A few weeks ago though, I realized something. The Windows version of Factorio ships with a
.pdb file that contains debug symbols. The developers use it to generate symbolized stack traces when the game crashes so that they can see where in the source code the crash happened. Luckily for me though, it’s stuffed with other kinds of debug data too, like the kind needed to attach a debugger to Factorio and inspect the values of variables stored in memory. That means it contains type information, which is the structure of the data as defined in the code along with the names of fields and enums. The name of fields are very useful as it’s the label developers put on a piece of data in order to reference it in the code. Likewise, the enums contain mappings of logical names to numeric values.
I was able to dump this type of information from the
.pdb file into something readable using the ‘cvdump.exe’ tool. Once I had that, it was pretty easy to find the names of the structures from the
.pdb file and rename all of the fields in my dissector to use them. I could also get the enum definitions to translate numeric values to logical names for the fields that use them. After some tidying up of my code and data presentation, I was able to make the dissector output look like this:
No longer does one have to guess what an “Odd Blue” value is: It’s clearly the
id of an
InputActionSegment.
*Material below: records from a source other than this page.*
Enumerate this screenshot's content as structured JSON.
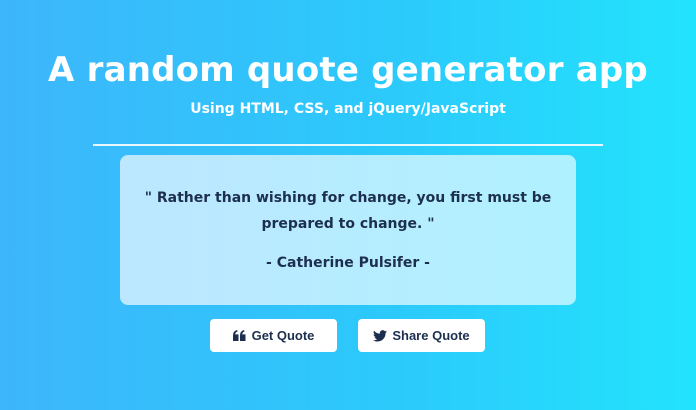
{
  "header": {
    "title": "A random quote generator app",
    "subtitle": "Using HTML, CSS, and jQuery/JavaScript"
  },
  "quote": {
    "text": "\" Rather than wishing for change, you first must be prepared to change. \"",
    "author": "- Catherine Pulsifer -"
  },
  "buttons": {
    "get_quote": {
      "label": "Get Quote",
      "icon": "quote-left-icon"
    },
    "share_quote": {
      "label": "Share Quote",
      "icon": "twitter-icon"
    }
  },
  "colors": {
    "background_start": "#3db6fb",
    "background_end": "#22e3fd",
    "card_start": "#bde7ff",
    "card_end": "#b0f1ff",
    "text_dark": "#1d2f4f",
    "button_bg": "#ffffff"
  }
}
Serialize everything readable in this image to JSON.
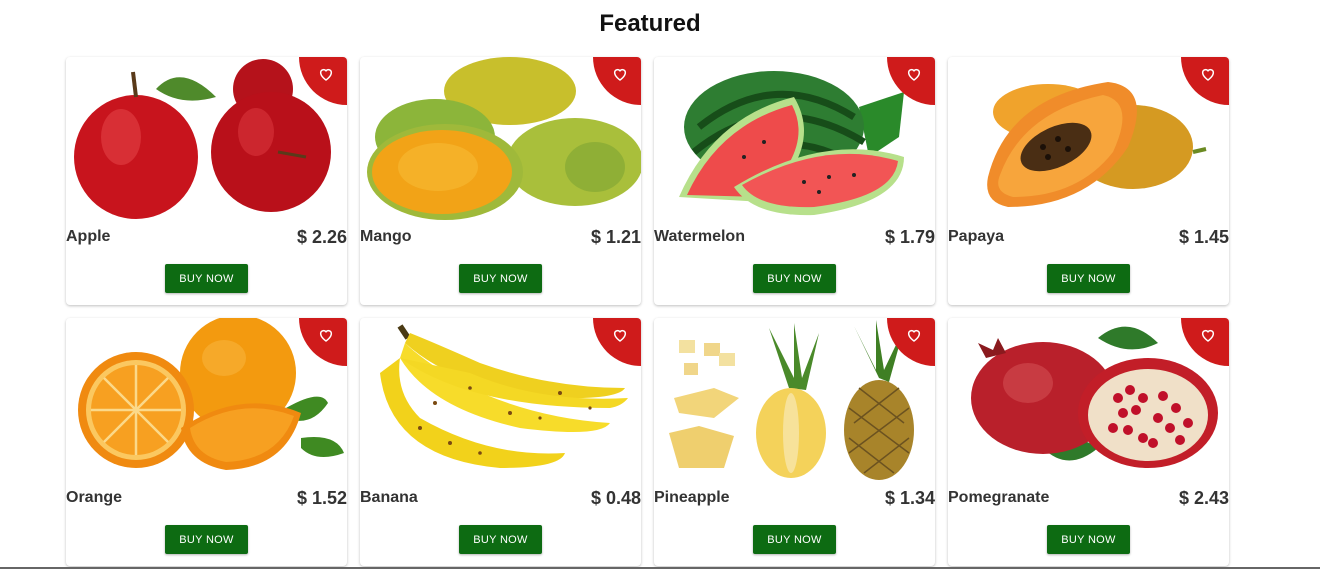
{
  "header": {
    "title": "Featured"
  },
  "products": [
    {
      "name": "Apple",
      "price": "$ 2.26",
      "buy_label": "BUY NOW",
      "image_icon": "apple-image"
    },
    {
      "name": "Mango",
      "price": "$ 1.21",
      "buy_label": "BUY NOW",
      "image_icon": "mango-image"
    },
    {
      "name": "Watermelon",
      "price": "$ 1.79",
      "buy_label": "BUY NOW",
      "image_icon": "watermelon-image"
    },
    {
      "name": "Papaya",
      "price": "$ 1.45",
      "buy_label": "BUY NOW",
      "image_icon": "papaya-image"
    },
    {
      "name": "Orange",
      "price": "$ 1.52",
      "buy_label": "BUY NOW",
      "image_icon": "orange-image"
    },
    {
      "name": "Banana",
      "price": "$ 0.48",
      "buy_label": "BUY NOW",
      "image_icon": "banana-image"
    },
    {
      "name": "Pineapple",
      "price": "$ 1.34",
      "buy_label": "BUY NOW",
      "image_icon": "pineapple-image"
    },
    {
      "name": "Pomegranate",
      "price": "$ 2.43",
      "buy_label": "BUY NOW",
      "image_icon": "pomegranate-image"
    }
  ],
  "colors": {
    "favorite_badge": "#cf1b1b",
    "buy_button": "#0d6b12",
    "text": "#333333"
  }
}
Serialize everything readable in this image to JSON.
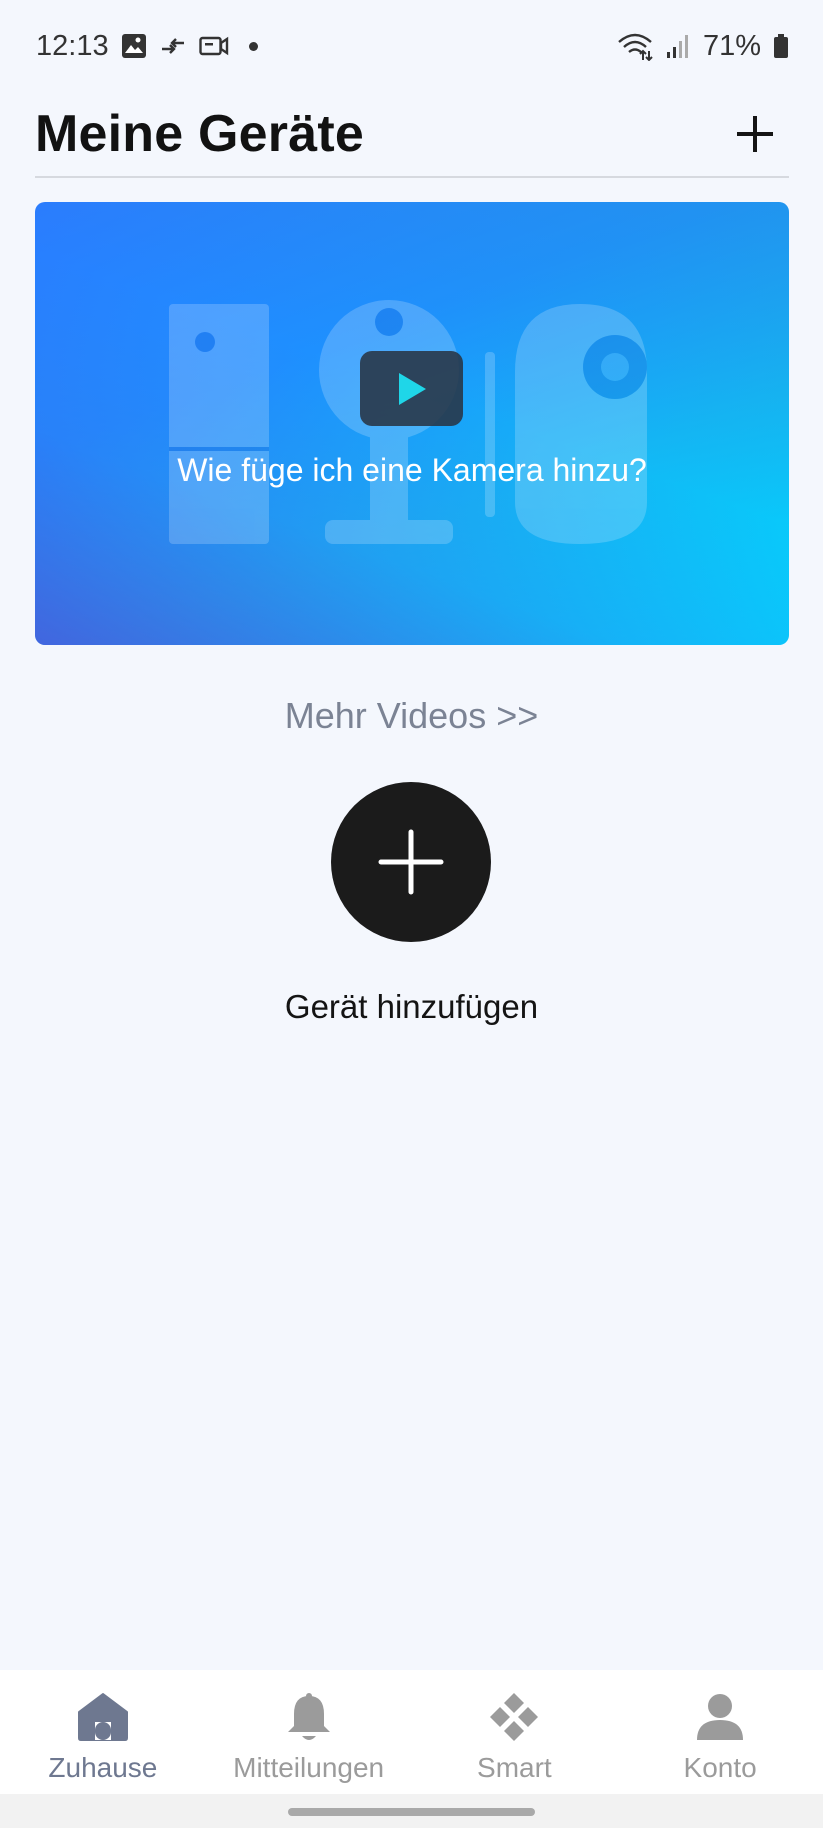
{
  "status_bar": {
    "time": "12:13",
    "battery": "71%",
    "icons": [
      "image-icon",
      "data-transfer-icon",
      "video-call-icon",
      "notification-dot",
      "wifi-icon",
      "signal-icon",
      "battery-icon"
    ]
  },
  "header": {
    "title": "Meine Geräte",
    "add_icon": "plus-icon"
  },
  "banner": {
    "caption": "Wie füge ich eine Kamera hinzu?",
    "play_icon": "play-icon"
  },
  "more_videos": "Mehr Videos >>",
  "add_device": {
    "label": "Gerät hinzufügen",
    "icon": "plus-icon"
  },
  "bottom_nav": {
    "items": [
      {
        "label": "Zuhause",
        "icon": "home-icon",
        "active": true
      },
      {
        "label": "Mitteilungen",
        "icon": "bell-icon",
        "active": false
      },
      {
        "label": "Smart",
        "icon": "smart-diamond-icon",
        "active": false
      },
      {
        "label": "Konto",
        "icon": "person-icon",
        "active": false
      }
    ]
  },
  "colors": {
    "background": "#f4f7fd",
    "accent_play": "#1fd6e8",
    "nav_active": "#6e7890",
    "nav_inactive": "#9b9b9b"
  }
}
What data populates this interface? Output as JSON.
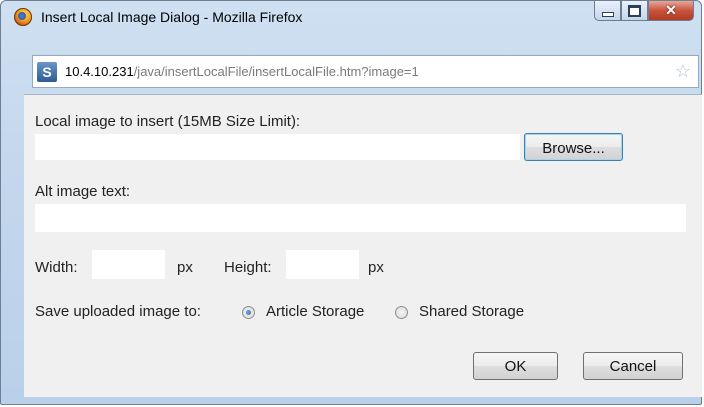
{
  "window": {
    "title": "Insert Local Image Dialog - Mozilla Firefox",
    "app_icon": "firefox-icon",
    "buttons": {
      "minimize": "minimize-icon",
      "maximize": "maximize-icon",
      "close": "close-icon",
      "close_glyph": "✕"
    }
  },
  "urlbar": {
    "site_icon": "site-icon",
    "site_icon_glyph": "S",
    "host": "10.4.10.231",
    "path": "/java/insertLocalFile/insertLocalFile.htm?image=1",
    "bookmark_icon": "star-icon"
  },
  "form": {
    "local_image_label": "Local image to insert (15MB Size Limit):",
    "local_image_value": "",
    "browse_label": "Browse...",
    "alt_text_label": "Alt image text:",
    "alt_text_value": "",
    "width_label": "Width:",
    "width_value": "",
    "width_unit": "px",
    "height_label": "Height:",
    "height_value": "",
    "height_unit": "px",
    "save_to_label": "Save uploaded image to:",
    "storage_options": [
      {
        "label": "Article Storage",
        "selected": true
      },
      {
        "label": "Shared Storage",
        "selected": false
      }
    ],
    "ok_label": "OK",
    "cancel_label": "Cancel"
  },
  "colors": {
    "frame": "#c4d7ed",
    "content_bg": "#f0f0f0",
    "close_button": "#c9543d",
    "focus_border": "#3c7fb1"
  }
}
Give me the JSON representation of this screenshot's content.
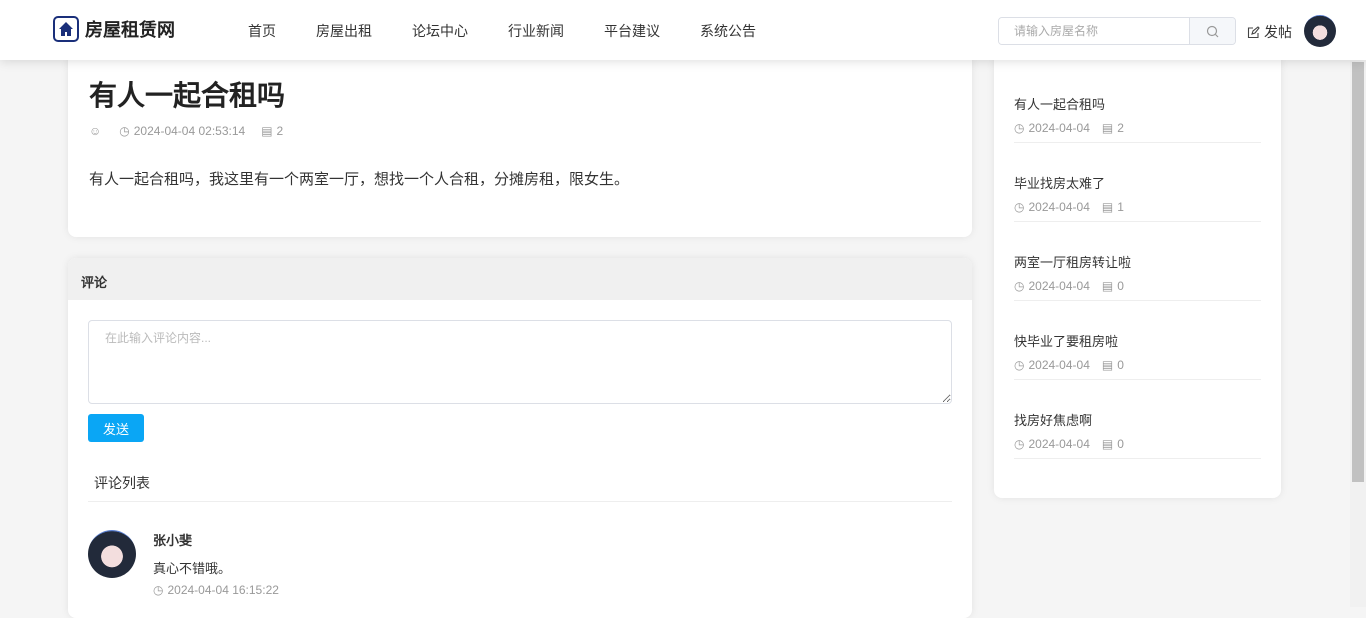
{
  "header": {
    "logo": "房屋租赁网",
    "nav": [
      "首页",
      "房屋出租",
      "论坛中心",
      "行业新闻",
      "平台建议",
      "系统公告"
    ],
    "search_placeholder": "请输入房屋名称",
    "post_label": "发帖"
  },
  "post": {
    "title": "有人一起合租吗",
    "time": "2024-04-04 02:53:14",
    "comments": "2",
    "content": "有人一起合租吗，我这里有一个两室一厅，想找一个人合租，分摊房租，限女生。"
  },
  "comment_section": {
    "header": "评论",
    "placeholder": "在此输入评论内容...",
    "send_label": "发送",
    "list_title": "评论列表",
    "comments": [
      {
        "user": "张小斐",
        "text": "真心不错哦。",
        "time": "2024-04-04 16:15:22"
      }
    ]
  },
  "sidebar": {
    "items": [
      {
        "title": "有人一起合租吗",
        "date": "2024-04-04",
        "comments": "2"
      },
      {
        "title": "毕业找房太难了",
        "date": "2024-04-04",
        "comments": "1"
      },
      {
        "title": "两室一厅租房转让啦",
        "date": "2024-04-04",
        "comments": "0"
      },
      {
        "title": "快毕业了要租房啦",
        "date": "2024-04-04",
        "comments": "0"
      },
      {
        "title": "找房好焦虑啊",
        "date": "2024-04-04",
        "comments": "0"
      }
    ]
  }
}
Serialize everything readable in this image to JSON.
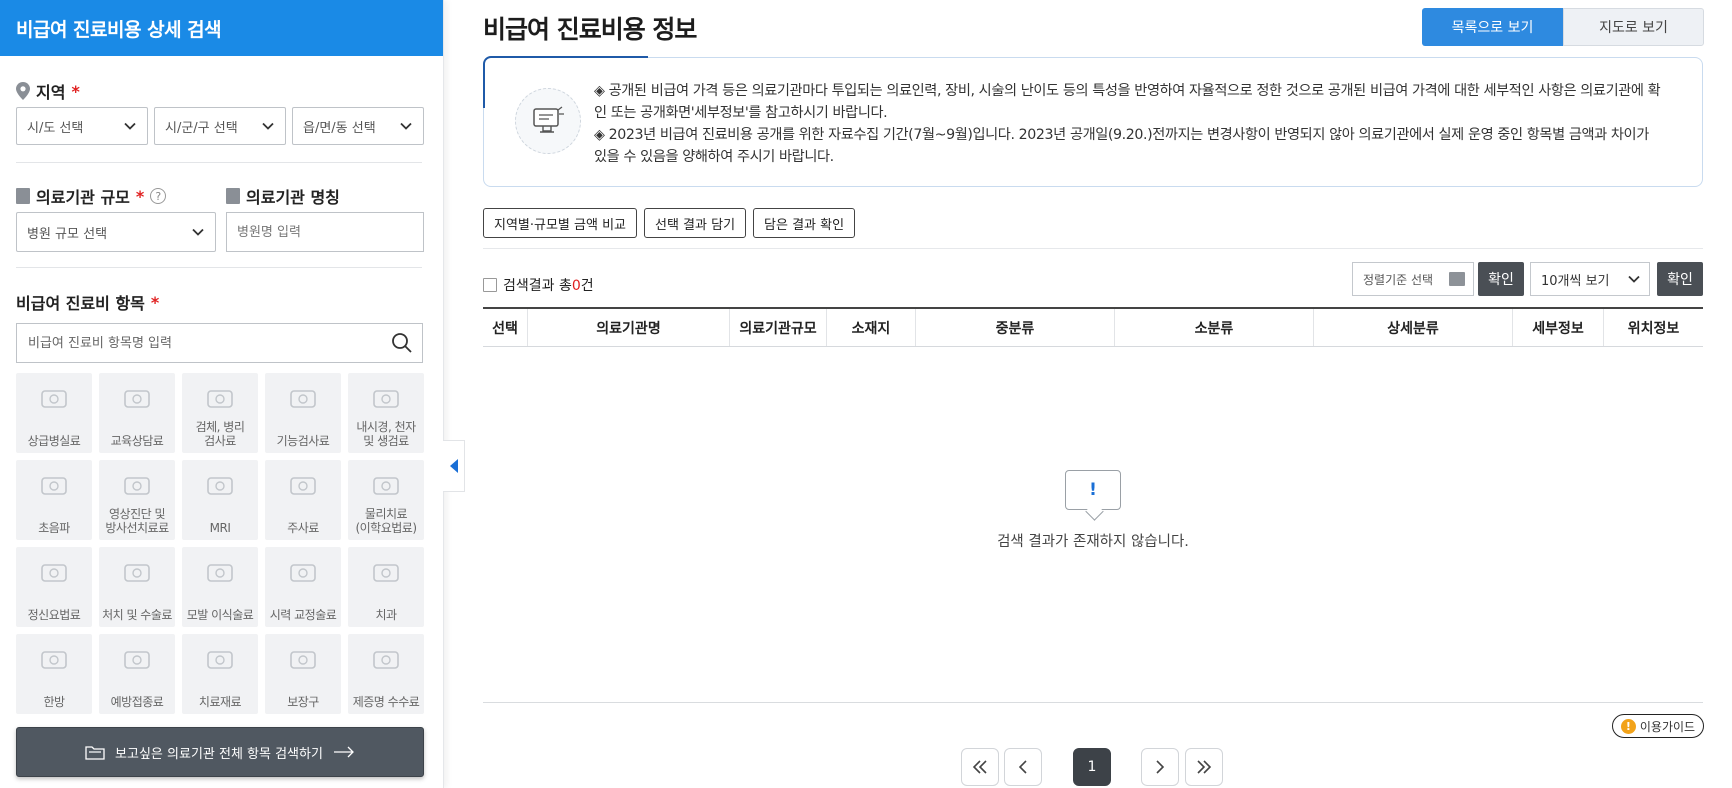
{
  "sidebar": {
    "title": "비급여 진료비용 상세 검색",
    "region": {
      "label": "지역",
      "required": "*",
      "sido": "시/도 선택",
      "sigungu": "시/군/구 선택",
      "dong": "읍/면/동 선택"
    },
    "scale": {
      "label": "의료기관 규모",
      "required": "*",
      "help": "?",
      "select": "병원 규모 선택"
    },
    "name": {
      "label": "의료기관 명칭",
      "placeholder": "병원명 입력"
    },
    "items": {
      "label": "비급여 진료비 항목",
      "required": "*",
      "search_placeholder": "비급여 진료비 항목명 입력",
      "categories": [
        {
          "label": "상급병실료",
          "icon": "bed-icon"
        },
        {
          "label": "교육상담료",
          "icon": "counseling-icon"
        },
        {
          "label": "검체, 병리\n검사료",
          "icon": "specimen-icon"
        },
        {
          "label": "기능검사료",
          "icon": "function-test-icon"
        },
        {
          "label": "내시경, 천자\n및 생검료",
          "icon": "endoscope-icon"
        },
        {
          "label": "초음파",
          "icon": "ultrasound-icon"
        },
        {
          "label": "영상진단 및\n방사선치료료",
          "icon": "radiology-icon"
        },
        {
          "label": "MRI",
          "icon": "mri-icon"
        },
        {
          "label": "주사료",
          "icon": "injection-icon"
        },
        {
          "label": "물리치료\n(이학요법료)",
          "icon": "physical-therapy-icon"
        },
        {
          "label": "정신요법료",
          "icon": "psychotherapy-icon"
        },
        {
          "label": "처치 및 수술료",
          "icon": "surgery-icon"
        },
        {
          "label": "모발 이식술료",
          "icon": "hair-transplant-icon"
        },
        {
          "label": "시력 교정술료",
          "icon": "eye-icon"
        },
        {
          "label": "치과",
          "icon": "tooth-icon"
        },
        {
          "label": "한방",
          "icon": "ear-icon"
        },
        {
          "label": "예방접종료",
          "icon": "vaccine-icon"
        },
        {
          "label": "치료재료",
          "icon": "material-icon"
        },
        {
          "label": "보장구",
          "icon": "wheelchair-icon"
        },
        {
          "label": "제증명 수수료",
          "icon": "certificate-icon"
        }
      ]
    },
    "full_search_button": "보고싶은 의료기관 전체 항목 검색하기"
  },
  "main": {
    "title": "비급여 진료비용 정보",
    "view_tabs": {
      "list": "목록으로 보기",
      "map": "지도로 보기"
    },
    "notice_lines": [
      "◈ 공개된 비급여 가격 등은 의료기관마다 투입되는 의료인력, 장비, 시술의 난이도 등의 특성을 반영하여 자율적으로 정한 것으로 공개된 비급여 가격에 대한 세부적인 사항은 의료기관에 확인 또는 공개화면'세부정보'를 참고하시기 바랍니다.",
      "◈ 2023년 비급여 진료비용 공개를 위한 자료수집 기간(7월~9월)입니다. 2023년 공개일(9.20.)전까지는 변경사항이 반영되지 않아 의료기관에서 실제 운영 중인 항목별 금액과 차이가 있을 수 있음을 양해하여 주시기 바랍니다."
    ],
    "actions": {
      "compare": "지역별·규모별 금액 비교",
      "save": "선택 결과 담기",
      "check": "담은 결과 확인"
    },
    "result": {
      "prefix": "검색결과 총",
      "count": "0",
      "suffix": "건"
    },
    "sort": {
      "label": "정렬기준 선택",
      "confirm": "확인"
    },
    "per_page": {
      "label": "10개씩 보기",
      "confirm": "확인"
    },
    "columns": [
      "선택",
      "의료기관명",
      "의료기관규모",
      "소재지",
      "중분류",
      "소분류",
      "상세분류",
      "세부정보",
      "위치정보"
    ],
    "empty_icon": "!",
    "empty_message": "검색 결과가 존재하지 않습니다.",
    "guide": {
      "icon": "!",
      "label": "이용가이드"
    },
    "pagination": {
      "current": "1"
    }
  },
  "colors": {
    "accent": "#1a8ae6",
    "tab_active": "#2e8ae0",
    "dark_button": "#4a4f55",
    "required": "#e02020"
  }
}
Now, the type is translated from the machine code looking
0xa2 into the much more friendly name
ServerCommand. The only issue with creating the dissector by using data that ships with the game is that it’s no longer clearly my original work, which puts the legality of distributing it in question. Rather than trying to figure out whether I had copyright law on my side, I asked the Factorio developers and they said they were fine with me releasing this to the public. So if you want to try it out yourself or add it to your toolbox, you can find it in my repository on GitHub.
Personally, I’ve used it to investigate networking issues with Factorio, from clients getting disconnected to NAT punching not working. I’ve also written up some bug reports based on my findings that have lead to bugfixes in the game. With the move to using names from the Factorio debug symbols, the data it shows has become really clear and informative, at least compared to what it used to show. It’s still more of a tool for people experienced with computer networking and Factorio internals though, so don’t expect to understand what all of this means if you’re not familiar with these things.
As always, we’re looking for people that want to contribute to Alt-F4, be it by submitting an article or by helping with translation. If you have something interesting in mind that you want to share with the community in a polished way, this is the place to do it. If you’re not too sure about it we’ll gladly help by discussing content ideas and structure questions. If that sounds like something that’s up your alley, join the Discord to get started!